▸ **Exercise goal**: Which lines of the entries contain the word "icon"? Please list them.

Excerpts from an interface dataset:

++++++++++++++++++++

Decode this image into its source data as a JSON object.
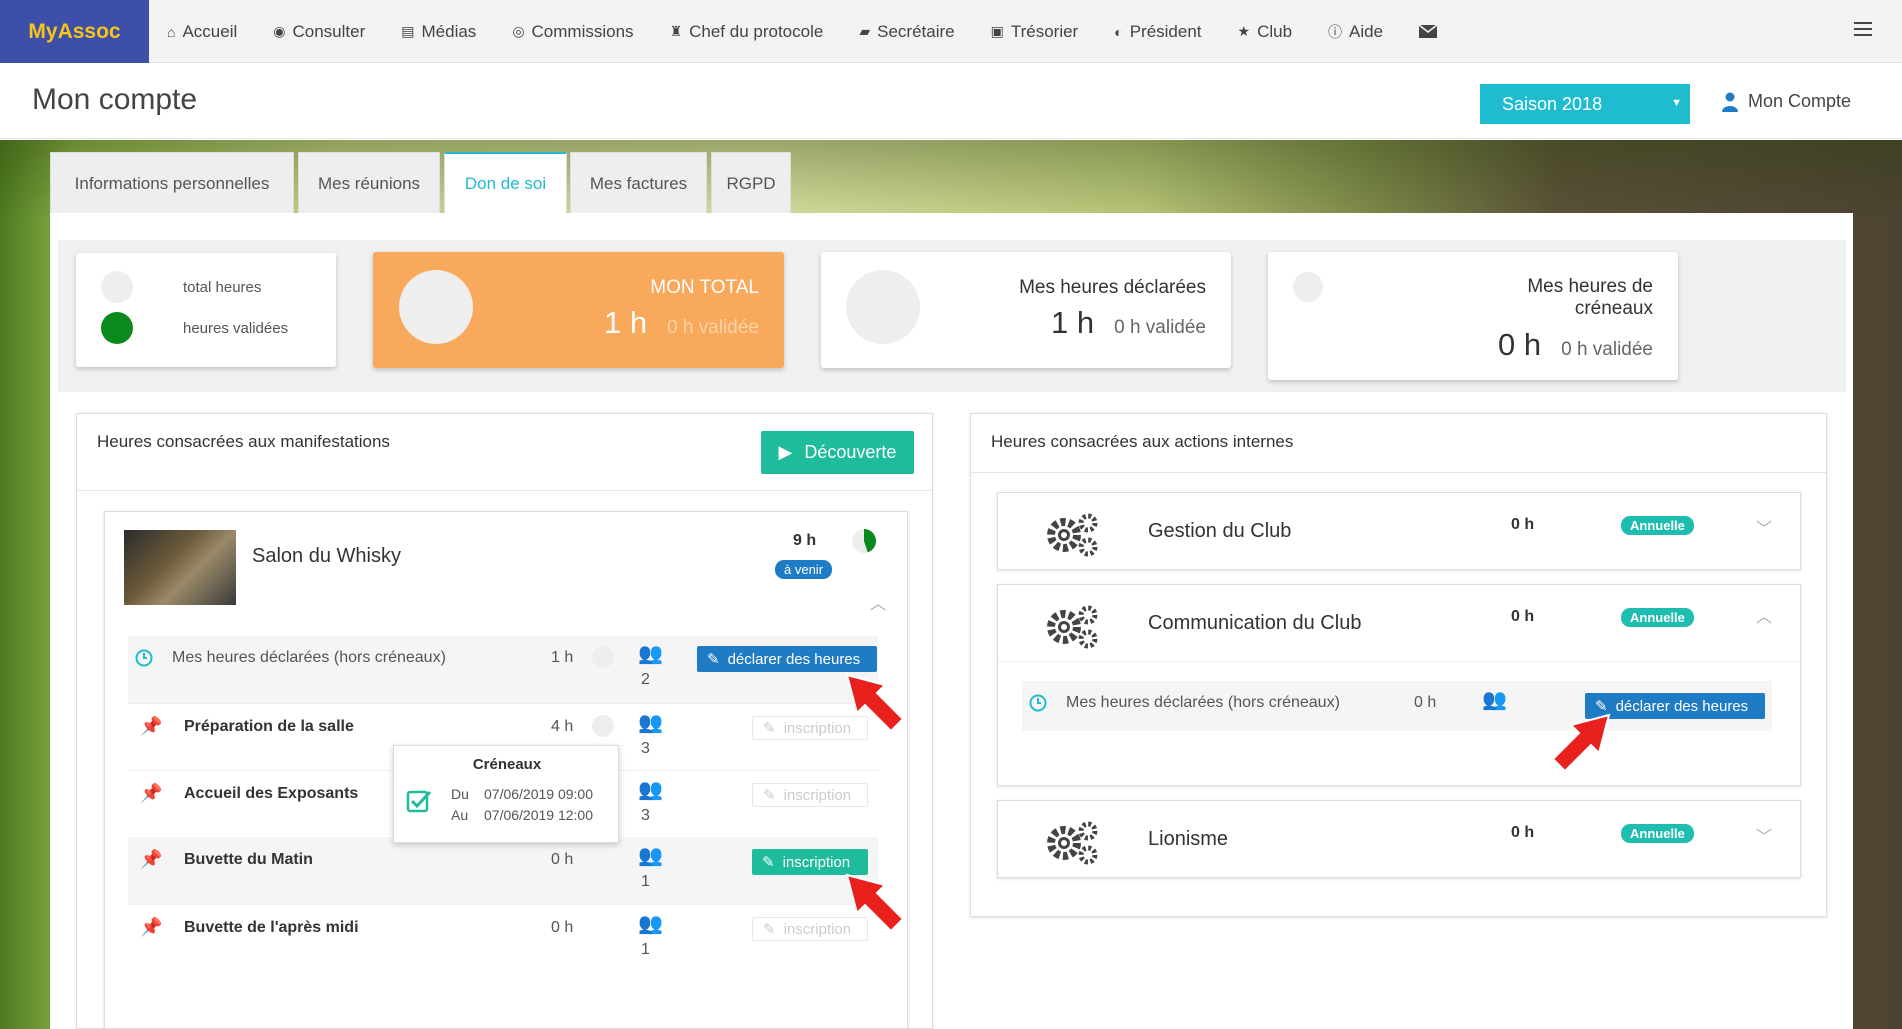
{
  "brand": "MyAssoc",
  "nav": {
    "items": [
      {
        "icon": "home-icon",
        "glyph": "⌂",
        "label": "Accueil"
      },
      {
        "icon": "eye-icon",
        "glyph": "◉",
        "label": "Consulter"
      },
      {
        "icon": "file-icon",
        "glyph": "▤",
        "label": "Médias"
      },
      {
        "icon": "commissions-icon",
        "glyph": "◎",
        "label": "Commissions"
      },
      {
        "icon": "trophy-icon",
        "glyph": "♜",
        "label": "Chef du protocole"
      },
      {
        "icon": "book-icon",
        "glyph": "▰",
        "label": "Secrétaire"
      },
      {
        "icon": "money-icon",
        "glyph": "▣",
        "label": "Trésorier"
      },
      {
        "icon": "globe-icon",
        "glyph": "◐",
        "label": "Président"
      },
      {
        "icon": "star-icon",
        "glyph": "★",
        "label": "Club"
      },
      {
        "icon": "info-icon",
        "glyph": "ⓘ",
        "label": "Aide"
      }
    ]
  },
  "header": {
    "title": "Mon compte",
    "season": "Saison 2018",
    "account": "Mon Compte"
  },
  "tabs": [
    "Informations personnelles",
    "Mes réunions",
    "Don de soi",
    "Mes factures",
    "RGPD"
  ],
  "legend": {
    "total": "total heures",
    "validated": "heures validées"
  },
  "stats": {
    "mon_total": {
      "title": "MON TOTAL",
      "value": "1 h",
      "validated": "0 h validée"
    },
    "declared": {
      "title": "Mes heures déclarées",
      "value": "1 h",
      "validated": "0 h validée"
    },
    "slots": {
      "title": "Mes heures de créneaux",
      "value": "0 h",
      "validated": "0 h validée"
    }
  },
  "events": {
    "title": "Heures consacrées aux manifestations",
    "discover": "Découverte",
    "event": {
      "name": "Salon du Whisky",
      "hours": "9 h",
      "status": "à venir",
      "progress": 0.45
    },
    "rows": [
      {
        "label": "Mes heures déclarées (hors créneaux)",
        "hours": "1 h",
        "count": "2",
        "action": "déclarer des heures"
      },
      {
        "label": "Préparation de la salle",
        "hours": "4 h",
        "count": "3",
        "action": "inscription"
      },
      {
        "label": "Accueil des Exposants",
        "hours": "",
        "count": "3",
        "action": "inscription"
      },
      {
        "label": "Buvette du Matin",
        "hours": "0 h",
        "count": "1",
        "action": "inscription"
      },
      {
        "label": "Buvette de l'après midi",
        "hours": "0 h",
        "count": "1",
        "action": "inscription"
      }
    ],
    "tooltip": {
      "title": "Créneaux",
      "from_label": "Du",
      "from": "07/06/2019 09:00",
      "to_label": "Au",
      "to": "07/06/2019 12:00"
    }
  },
  "internal": {
    "title": "Heures consacrées aux actions internes",
    "items": [
      {
        "name": "Gestion du Club",
        "hours": "0 h",
        "badge": "Annuelle"
      },
      {
        "name": "Communication du Club",
        "hours": "0 h",
        "badge": "Annuelle"
      },
      {
        "name": "Lionisme",
        "hours": "0 h",
        "badge": "Annuelle"
      }
    ],
    "sub_row": {
      "label": "Mes heures déclarées (hors créneaux)",
      "hours": "0 h",
      "action": "déclarer des heures"
    }
  }
}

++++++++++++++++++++

▸ **Solution to the problem**:
        "icon": "home-icon",
        "icon": "eye-icon",
        "icon": "file-icon",
        "icon": "commissions-icon",
        "icon": "trophy-icon",
        "icon": "book-icon",
        "icon": "money-icon",
        "icon": "globe-icon",
        "icon": "star-icon",
        "icon": "info-icon",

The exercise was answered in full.